At any point, any of us may experience a change in circumstance, and it’s important to understand the role adaptation plays for us all. The engineer and artist Sara Hendren, who runs the Adapt and Ability lab at Olin considers the many ways in which design should respond to the way we live together now, and into the future:
“The way cultures define, think about, and treat those who currently have marked disabilities is how all its future citizens may well be perceived once their able-bodied become less abled than they are now: by age, degeneration, or some sudden — or gradual — change in physical or mental capacities”.
There’s a hope that this design will lead to a significant transformation in design that takes into account an infrastructure that prioritises health, care and good standards of living, and understands where industrial design and architecture can play a part in enabling an infrastructure of harm reduction across a broad range of people. By listening to and centering disabled people first, in many respects, it benefits all of us, and by taking into consideration the ways in which disabled people already adapt to changing circumstances, able-bodied designers can learn how design needs to be better for everyone. As Liz Jackson says, disabled people are the original lifehackers.
This article was originally written on 20 April 2020
- A community response to a #DisabilityDongle, Liz Jackson, Medium, 22 April 2019
- “Human, All Too Human”: a Critique on the Modulor, Federica Buzzi, Failed Architecture, 25 May 2017
Related objects from the collections
Door Handle from Somerset House, designed by Sir William Chambers

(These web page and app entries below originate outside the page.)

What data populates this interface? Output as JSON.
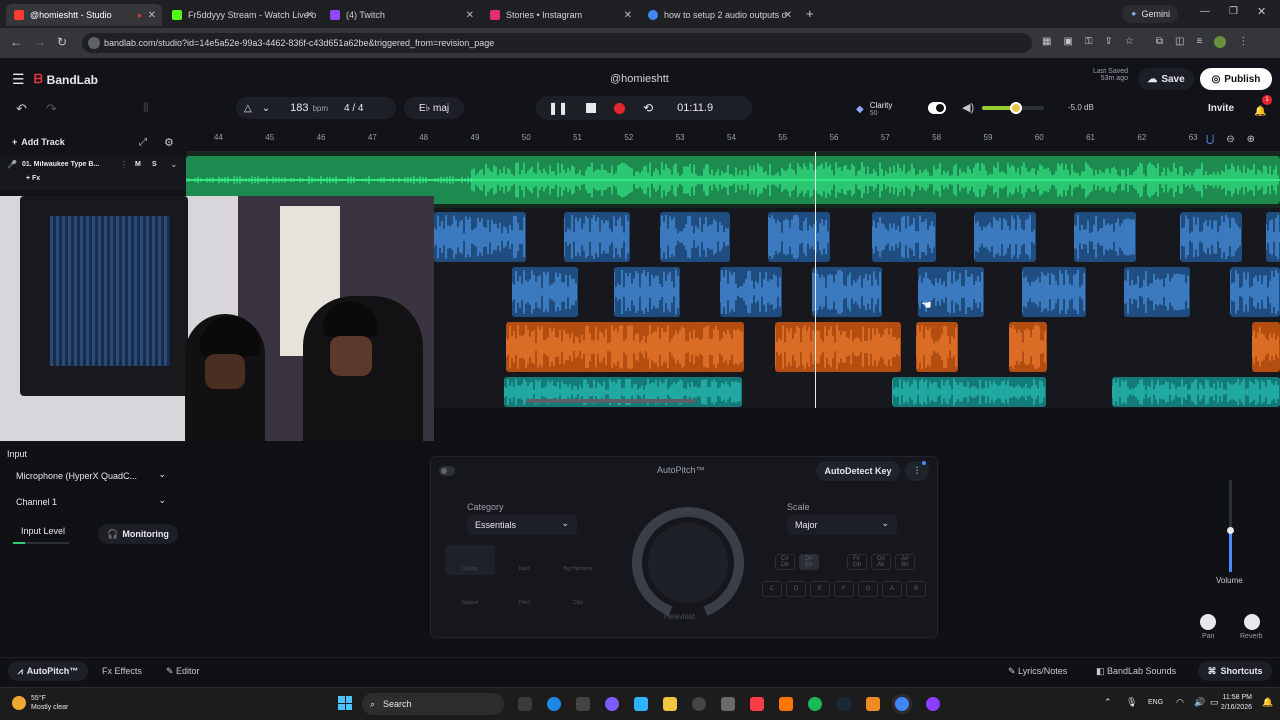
{
  "browser": {
    "tabs": [
      {
        "label": "@homieshtt - Studio",
        "active": true,
        "color": "#ff3b30"
      },
      {
        "label": "Fr5ddyyy Stream - Watch Live o",
        "active": false,
        "color": "#53fc18"
      },
      {
        "label": "(4) Twitch",
        "active": false,
        "color": "#9146ff"
      },
      {
        "label": "Stories • Instagram",
        "active": false,
        "color": "#e1306c"
      },
      {
        "label": "how to setup 2 audio outputs o",
        "active": false,
        "color": "#4285f4"
      }
    ],
    "gemini_label": "Gemini",
    "url": "bandlab.com/studio?id=14e5a52e-99a3-4462-836f-c43d651a62be&triggered_from=revision_page"
  },
  "app": {
    "logo": "BandLab",
    "project_title": "@homieshtt",
    "last_saved_label": "Last Saved",
    "last_saved_time": "53m ago",
    "save_label": "Save",
    "publish_label": "Publish",
    "invite_label": "Invite",
    "notification_count": "1",
    "bpm_value": "183",
    "bpm_unit": "bpm",
    "time_signature": "4 / 4",
    "key": "E♭ maj",
    "time_display": "01:11.9",
    "clarity_label": "Clarity",
    "clarity_value": "50",
    "master_volume": "-5.0 dB",
    "master_volume_level": 0.55
  },
  "tracks": {
    "add_track_label": "Add Track",
    "track1_name": "01. Milwaukee Type B...",
    "track1_fx": "+ Fx",
    "mute_label": "M",
    "solo_label": "S"
  },
  "ruler": [
    "44",
    "45",
    "46",
    "47",
    "48",
    "49",
    "50",
    "51",
    "52",
    "53",
    "54",
    "55",
    "56",
    "57",
    "58",
    "59",
    "60",
    "61",
    "62",
    "63"
  ],
  "input_panel": {
    "title": "Input",
    "device": "Microphone (HyperX QuadC...",
    "channel": "Channel 1",
    "input_level_label": "Input Level",
    "input_level": 0.22,
    "monitoring_label": "Monitoring"
  },
  "autopitch": {
    "title": "AutoPitch™",
    "autodetect_label": "AutoDetect Key",
    "category_label": "Category",
    "category_value": "Essentials",
    "scale_label": "Scale",
    "scale_value": "Major",
    "styles": [
      "Classic",
      "Duet",
      "Big Harmony",
      "Natural",
      "Third",
      "Chip"
    ],
    "knob_label": "Heaviest",
    "sharp_keys": [
      "C#\nDb",
      "D#\nEb",
      "F#\nGb",
      "G#\nAb",
      "A#\nBb"
    ],
    "natural_keys": [
      "C",
      "D",
      "E",
      "F",
      "G",
      "A",
      "B"
    ]
  },
  "mixer": {
    "volume_label": "Volume",
    "volume_level": 0.45,
    "pan_label": "Pan",
    "reverb_label": "Reverb"
  },
  "bottombar": {
    "autopitch_tab": "AutoPitch™",
    "effects_tab": "Effects",
    "editor_tab": "Editor",
    "lyrics_label": "Lyrics/Notes",
    "sounds_label": "BandLab Sounds",
    "shortcuts_label": "Shortcuts"
  },
  "taskbar": {
    "temperature": "55°F",
    "weather": "Mostly clear",
    "search_label": "Search",
    "language": "ENG",
    "time": "11:58 PM",
    "date": "2/16/2026"
  }
}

The handle and escutcheon are made of cast brass, which has been chased and gilt. A coat of lacquer was then applied to improve its golden colour. Door furniture was considered to be an important element in the decoration of a room in the 18th century. Robert and James Adam illustrate what are described as ‘Designs of Furniture for the locks of doors’ in their Works in Architecture, and the owner of the Soho Manufactory in Birmingham, Matthew Boulton, is known to have supplied gilt-brass door furniture based on Adam designs. This handle and escutcheon were removed from Somerset House when the house was being altered in the mid-19th century.
Photograph, Door Knocker, Hotel de Cluny, Paris, France, by Jean-Eugène-Auguste Atget

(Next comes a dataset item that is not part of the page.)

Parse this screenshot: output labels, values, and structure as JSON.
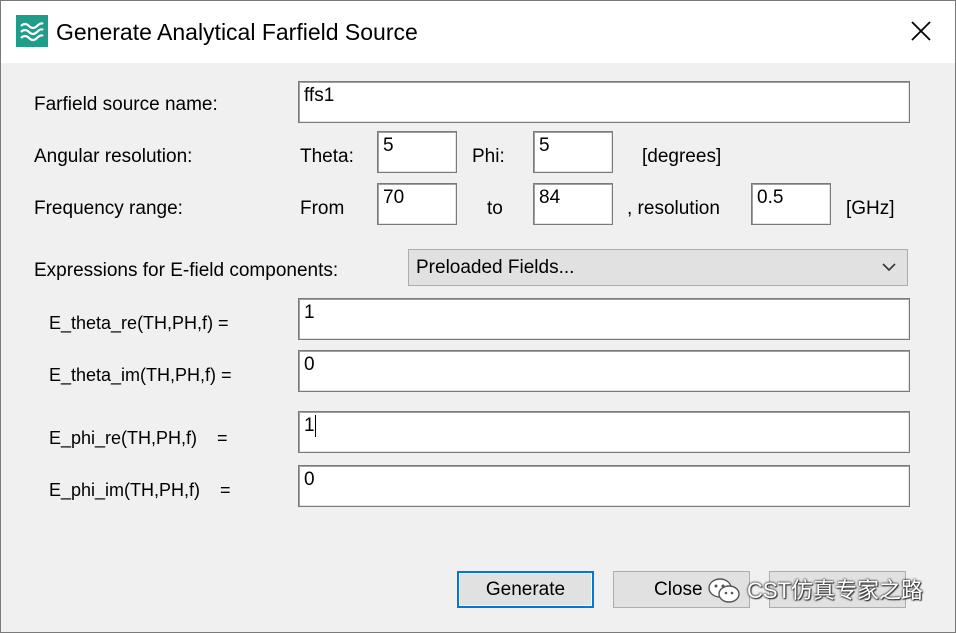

This photograph is part of a larger project by Jean-Eugène-Auguste Atget to record ‘Old Paris’ which began around 1897 and continued until the 1920s. In it, Atget was driven by the disappearance of buildings as schemes of modernisation swept the city. Ignoring the grand new vistas, he set out to record the character and details of the timeworn streets. He made a stock of prints for sale to artists, museums and libraries, in France and abroad, selling some 600 prints directly to the V&A.